## Exercise aim
From the records below, determine the number of lines containing "placeholder". Output that number alone.

[Records from a data collection]
***
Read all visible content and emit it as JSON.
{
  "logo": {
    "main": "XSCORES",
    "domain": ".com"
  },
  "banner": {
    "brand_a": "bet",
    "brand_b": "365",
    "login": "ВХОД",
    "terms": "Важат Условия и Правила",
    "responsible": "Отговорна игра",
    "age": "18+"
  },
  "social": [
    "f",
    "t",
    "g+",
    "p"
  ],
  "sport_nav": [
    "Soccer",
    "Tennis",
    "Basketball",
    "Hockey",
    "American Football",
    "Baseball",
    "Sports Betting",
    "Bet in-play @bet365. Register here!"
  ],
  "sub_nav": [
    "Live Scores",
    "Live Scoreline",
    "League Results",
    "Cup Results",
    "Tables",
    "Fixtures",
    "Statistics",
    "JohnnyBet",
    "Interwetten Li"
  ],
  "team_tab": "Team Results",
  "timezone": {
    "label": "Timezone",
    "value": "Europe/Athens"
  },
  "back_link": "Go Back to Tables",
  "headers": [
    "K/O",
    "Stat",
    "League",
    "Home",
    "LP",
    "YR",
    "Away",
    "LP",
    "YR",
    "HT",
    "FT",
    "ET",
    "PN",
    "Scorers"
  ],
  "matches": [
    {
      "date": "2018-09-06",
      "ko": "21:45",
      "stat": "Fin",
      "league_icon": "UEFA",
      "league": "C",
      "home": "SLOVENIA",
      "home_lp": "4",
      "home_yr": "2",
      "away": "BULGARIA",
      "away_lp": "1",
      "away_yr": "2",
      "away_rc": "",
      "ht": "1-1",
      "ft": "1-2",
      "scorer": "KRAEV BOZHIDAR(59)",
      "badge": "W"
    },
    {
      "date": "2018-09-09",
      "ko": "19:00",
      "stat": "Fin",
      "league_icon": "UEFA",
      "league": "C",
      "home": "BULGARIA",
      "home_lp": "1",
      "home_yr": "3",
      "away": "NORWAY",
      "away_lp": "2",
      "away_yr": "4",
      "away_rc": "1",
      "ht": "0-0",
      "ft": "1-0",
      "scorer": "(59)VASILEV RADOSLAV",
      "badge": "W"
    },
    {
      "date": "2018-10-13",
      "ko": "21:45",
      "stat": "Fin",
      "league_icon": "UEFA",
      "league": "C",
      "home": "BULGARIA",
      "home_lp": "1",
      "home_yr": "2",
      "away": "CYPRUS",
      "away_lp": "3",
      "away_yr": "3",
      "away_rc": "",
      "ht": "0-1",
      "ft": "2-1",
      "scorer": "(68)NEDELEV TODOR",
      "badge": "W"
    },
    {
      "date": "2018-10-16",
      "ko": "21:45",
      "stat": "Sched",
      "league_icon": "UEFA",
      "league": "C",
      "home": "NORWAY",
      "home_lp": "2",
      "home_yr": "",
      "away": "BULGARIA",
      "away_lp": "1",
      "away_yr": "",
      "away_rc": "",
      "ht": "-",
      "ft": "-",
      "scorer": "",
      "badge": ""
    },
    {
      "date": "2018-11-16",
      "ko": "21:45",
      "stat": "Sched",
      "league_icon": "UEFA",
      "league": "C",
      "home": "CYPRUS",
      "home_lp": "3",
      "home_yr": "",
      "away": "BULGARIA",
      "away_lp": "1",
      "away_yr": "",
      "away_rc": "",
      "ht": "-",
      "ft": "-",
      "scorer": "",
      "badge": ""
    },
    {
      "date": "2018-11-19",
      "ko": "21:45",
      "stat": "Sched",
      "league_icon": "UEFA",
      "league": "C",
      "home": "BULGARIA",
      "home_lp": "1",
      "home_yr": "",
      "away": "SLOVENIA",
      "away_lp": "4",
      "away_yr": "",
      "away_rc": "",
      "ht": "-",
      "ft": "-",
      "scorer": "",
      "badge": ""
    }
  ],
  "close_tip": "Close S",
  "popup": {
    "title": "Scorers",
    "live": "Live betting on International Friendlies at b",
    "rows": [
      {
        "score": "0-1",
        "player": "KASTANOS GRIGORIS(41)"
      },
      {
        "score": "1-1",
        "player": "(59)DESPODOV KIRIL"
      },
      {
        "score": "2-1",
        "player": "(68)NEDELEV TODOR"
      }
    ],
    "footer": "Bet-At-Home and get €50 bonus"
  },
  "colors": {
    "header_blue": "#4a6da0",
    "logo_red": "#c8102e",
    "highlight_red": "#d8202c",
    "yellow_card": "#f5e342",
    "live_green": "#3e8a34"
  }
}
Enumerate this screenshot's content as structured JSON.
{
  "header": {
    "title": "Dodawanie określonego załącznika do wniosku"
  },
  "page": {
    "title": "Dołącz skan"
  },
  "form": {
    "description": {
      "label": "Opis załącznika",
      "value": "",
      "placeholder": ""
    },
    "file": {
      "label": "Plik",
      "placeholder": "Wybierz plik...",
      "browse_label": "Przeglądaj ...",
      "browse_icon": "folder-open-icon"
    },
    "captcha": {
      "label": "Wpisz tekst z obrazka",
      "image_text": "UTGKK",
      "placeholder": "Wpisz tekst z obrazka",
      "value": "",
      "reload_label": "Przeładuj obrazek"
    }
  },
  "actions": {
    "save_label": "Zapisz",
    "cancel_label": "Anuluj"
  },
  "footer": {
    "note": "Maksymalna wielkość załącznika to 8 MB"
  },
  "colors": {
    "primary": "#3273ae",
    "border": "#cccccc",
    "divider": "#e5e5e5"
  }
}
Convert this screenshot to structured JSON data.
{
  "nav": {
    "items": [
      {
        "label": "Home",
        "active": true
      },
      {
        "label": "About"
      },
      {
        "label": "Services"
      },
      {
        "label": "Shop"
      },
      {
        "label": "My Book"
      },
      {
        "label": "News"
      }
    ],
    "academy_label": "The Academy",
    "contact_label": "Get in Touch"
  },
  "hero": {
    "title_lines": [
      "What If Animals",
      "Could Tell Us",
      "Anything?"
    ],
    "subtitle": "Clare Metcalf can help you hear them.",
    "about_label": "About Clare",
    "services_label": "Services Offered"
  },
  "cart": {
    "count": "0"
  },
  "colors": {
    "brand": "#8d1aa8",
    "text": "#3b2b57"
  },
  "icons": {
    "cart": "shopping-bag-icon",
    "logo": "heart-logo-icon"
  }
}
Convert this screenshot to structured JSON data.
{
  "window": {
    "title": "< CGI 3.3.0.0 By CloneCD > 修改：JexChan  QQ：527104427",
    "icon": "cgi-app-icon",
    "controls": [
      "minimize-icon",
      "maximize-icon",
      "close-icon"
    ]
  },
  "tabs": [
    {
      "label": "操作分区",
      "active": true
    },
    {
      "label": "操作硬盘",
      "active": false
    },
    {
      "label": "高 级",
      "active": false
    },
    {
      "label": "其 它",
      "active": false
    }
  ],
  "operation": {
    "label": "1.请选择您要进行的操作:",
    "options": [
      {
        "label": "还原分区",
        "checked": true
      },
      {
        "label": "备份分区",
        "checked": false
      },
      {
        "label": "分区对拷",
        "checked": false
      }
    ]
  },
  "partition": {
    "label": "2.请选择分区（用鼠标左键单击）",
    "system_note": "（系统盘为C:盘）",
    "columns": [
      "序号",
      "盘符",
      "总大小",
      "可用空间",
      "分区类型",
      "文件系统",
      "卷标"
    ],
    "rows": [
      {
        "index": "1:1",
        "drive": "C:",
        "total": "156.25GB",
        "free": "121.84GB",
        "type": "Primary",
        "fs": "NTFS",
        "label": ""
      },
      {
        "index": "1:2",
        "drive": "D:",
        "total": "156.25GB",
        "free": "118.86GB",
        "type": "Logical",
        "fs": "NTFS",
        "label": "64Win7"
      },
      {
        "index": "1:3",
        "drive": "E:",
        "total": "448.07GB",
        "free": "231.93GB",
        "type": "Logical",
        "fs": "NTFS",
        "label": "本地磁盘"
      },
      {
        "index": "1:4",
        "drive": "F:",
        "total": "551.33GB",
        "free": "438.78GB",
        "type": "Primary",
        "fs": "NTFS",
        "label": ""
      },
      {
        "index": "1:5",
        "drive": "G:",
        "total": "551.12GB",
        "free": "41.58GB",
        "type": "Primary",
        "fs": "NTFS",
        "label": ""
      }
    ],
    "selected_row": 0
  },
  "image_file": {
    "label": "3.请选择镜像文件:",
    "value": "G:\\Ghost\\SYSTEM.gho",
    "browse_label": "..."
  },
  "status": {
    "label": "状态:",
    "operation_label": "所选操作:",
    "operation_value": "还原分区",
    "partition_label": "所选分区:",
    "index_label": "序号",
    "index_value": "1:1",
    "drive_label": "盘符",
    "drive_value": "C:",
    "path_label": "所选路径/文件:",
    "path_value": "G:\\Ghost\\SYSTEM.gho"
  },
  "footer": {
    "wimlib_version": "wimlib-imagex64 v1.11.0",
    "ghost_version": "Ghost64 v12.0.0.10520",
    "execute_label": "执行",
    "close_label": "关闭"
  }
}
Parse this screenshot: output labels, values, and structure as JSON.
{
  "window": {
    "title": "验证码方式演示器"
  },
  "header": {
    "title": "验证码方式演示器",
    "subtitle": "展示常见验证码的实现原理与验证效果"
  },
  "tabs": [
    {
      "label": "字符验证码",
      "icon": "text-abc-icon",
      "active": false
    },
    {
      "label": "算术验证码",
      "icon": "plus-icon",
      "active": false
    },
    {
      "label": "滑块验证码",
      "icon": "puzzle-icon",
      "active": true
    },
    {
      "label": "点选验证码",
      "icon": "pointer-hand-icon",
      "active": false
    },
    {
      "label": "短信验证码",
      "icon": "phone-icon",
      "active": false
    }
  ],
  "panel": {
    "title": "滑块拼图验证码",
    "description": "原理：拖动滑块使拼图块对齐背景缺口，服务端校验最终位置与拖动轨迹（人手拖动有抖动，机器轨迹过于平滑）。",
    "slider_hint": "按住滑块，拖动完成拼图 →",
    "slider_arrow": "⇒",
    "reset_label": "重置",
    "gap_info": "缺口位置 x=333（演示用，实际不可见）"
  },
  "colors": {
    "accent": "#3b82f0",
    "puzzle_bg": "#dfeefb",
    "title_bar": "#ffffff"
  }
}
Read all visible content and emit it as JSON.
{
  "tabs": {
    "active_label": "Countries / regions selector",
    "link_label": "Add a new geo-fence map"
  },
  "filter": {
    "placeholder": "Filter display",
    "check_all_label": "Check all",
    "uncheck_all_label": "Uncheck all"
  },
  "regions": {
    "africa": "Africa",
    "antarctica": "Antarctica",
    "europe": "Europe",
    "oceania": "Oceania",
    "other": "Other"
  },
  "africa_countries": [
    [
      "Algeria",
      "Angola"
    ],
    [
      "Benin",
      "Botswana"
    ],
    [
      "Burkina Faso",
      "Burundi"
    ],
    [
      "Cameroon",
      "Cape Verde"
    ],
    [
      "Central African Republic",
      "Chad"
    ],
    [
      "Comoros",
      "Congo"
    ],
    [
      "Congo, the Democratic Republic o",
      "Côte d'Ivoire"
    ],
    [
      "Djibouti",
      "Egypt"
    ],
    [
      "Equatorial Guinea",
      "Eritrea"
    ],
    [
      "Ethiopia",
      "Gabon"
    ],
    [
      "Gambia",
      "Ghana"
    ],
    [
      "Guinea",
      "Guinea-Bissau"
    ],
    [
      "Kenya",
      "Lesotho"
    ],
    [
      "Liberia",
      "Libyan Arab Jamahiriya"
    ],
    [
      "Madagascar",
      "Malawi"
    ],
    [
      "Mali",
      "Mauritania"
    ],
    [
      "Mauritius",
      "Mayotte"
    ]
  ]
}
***
## Output for this exercise
4